A Passion for Persimmons

Move over, pumpkin! This underrated fall fruit deserves its moment too. Here’s how to harvest, store and use this fruit frequently found in the Ozarks.

By Heather Kane Kohler

Sep 2022

Photo courtesy ShutterstockEnjoy fresh persimmons in your fall baking.

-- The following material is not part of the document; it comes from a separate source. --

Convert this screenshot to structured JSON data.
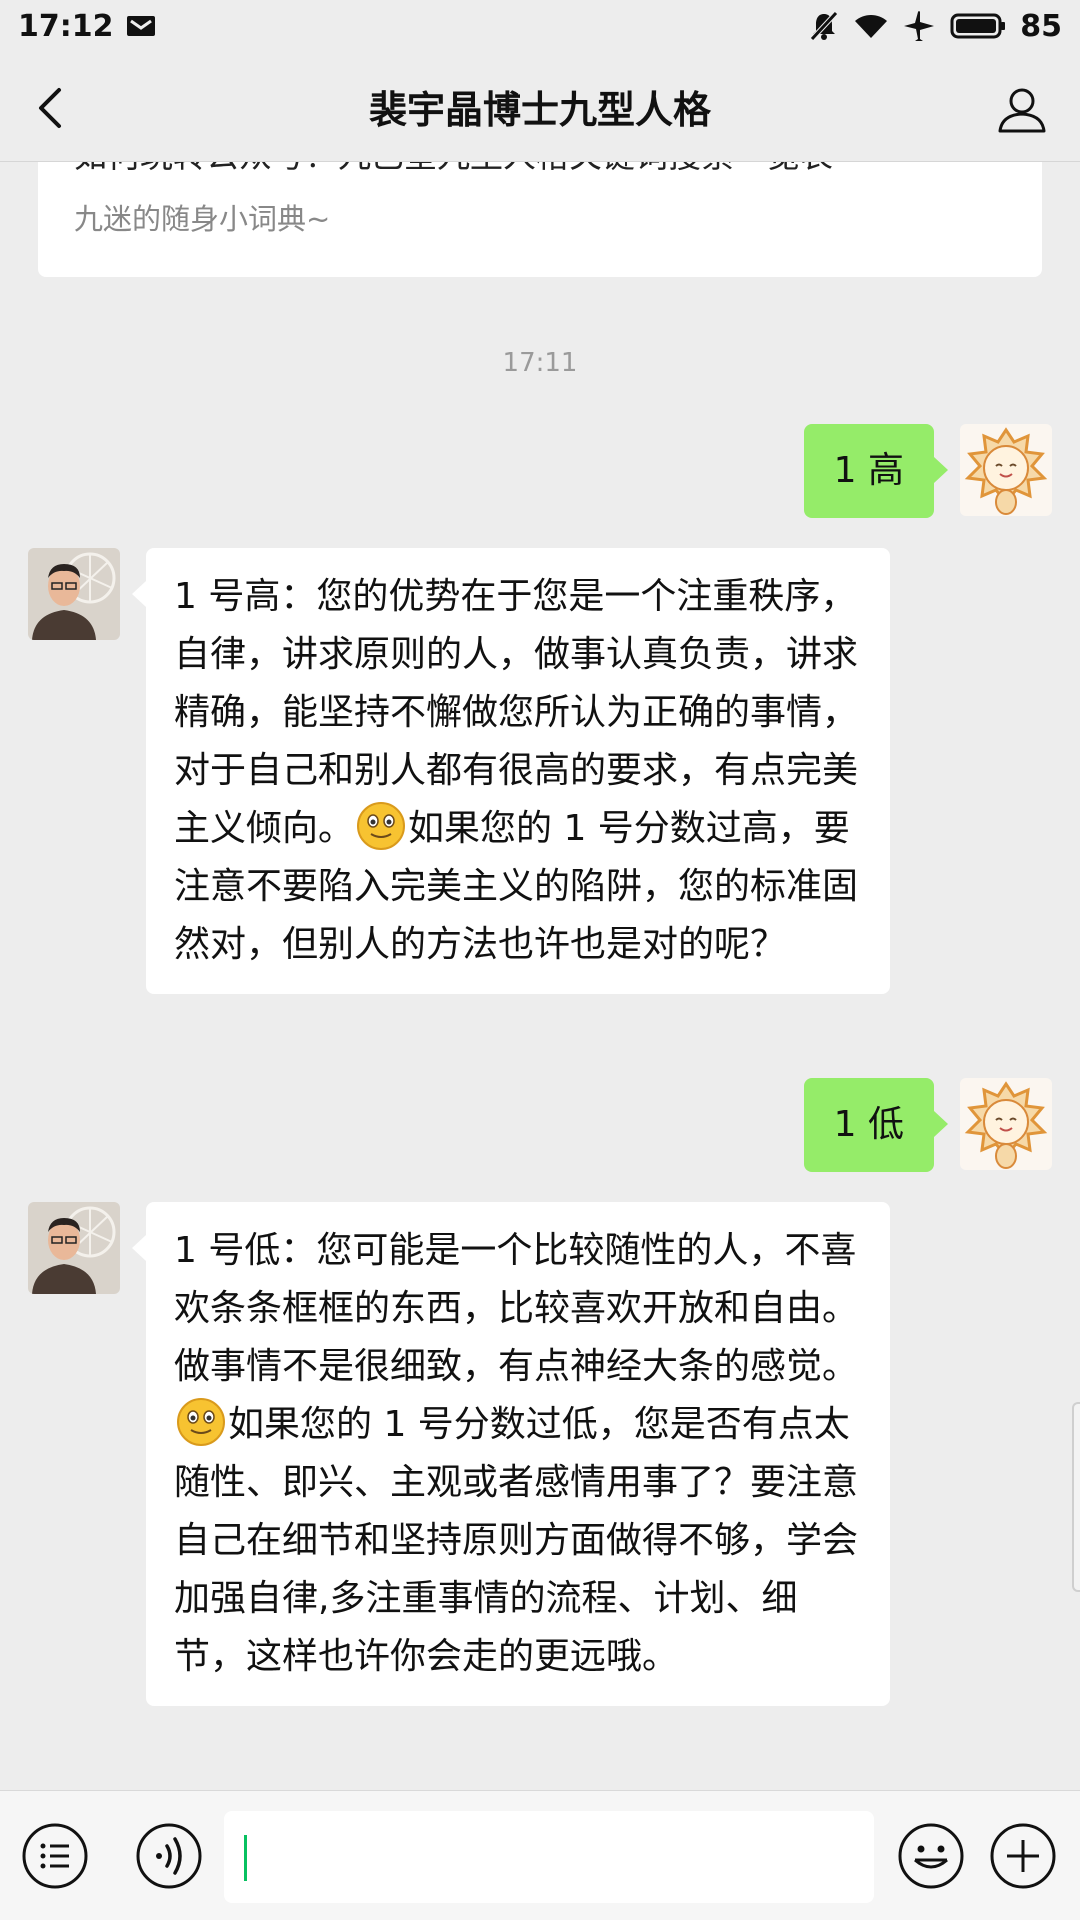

It was last fall when I first discovered a blanket of persimmons on the land at my in-laws’ home in Nixa, Missouri. It was at that moment that I realized how little I knew about this elusive autumn fruit. After seeing the enormous bounty their persimmon tree was offering and learning that you actually harvest the fruit by picking it up off the ground, I was immediately fascinated and had to learn more. Luckily, not only do my in-laws own one of the largest persimmon trees I’ve ever laid eyes on, but my father-in-law, Jim Kohler, happens to be a talented horticulturist. “When we built our house, the persimmon tree was already on the land, and we asked our builder to leave it. They are a native species and we see smaller ones on our trails. Perhaps it’s so large because it has little competition,” Kohler tells me. After the first frost in the fall, the persimmons begin to ripen and fall. “Persimmons only last a few days in the fridge so we use as many as we can right after harvesting,” he explains. His wife, Janice, likes to freeze the pulp to make jam and baked goods like pie and breads. “Many people make persimmon pie instead of pumpkin pie for Thanksgiving,” says Kohler. One thing is for sure, harvesting the persimmons is the easy part. Cooking with them might take a little patience. “My favorite way to enjoy a persimmon will always be right off the ground,” says Kohler.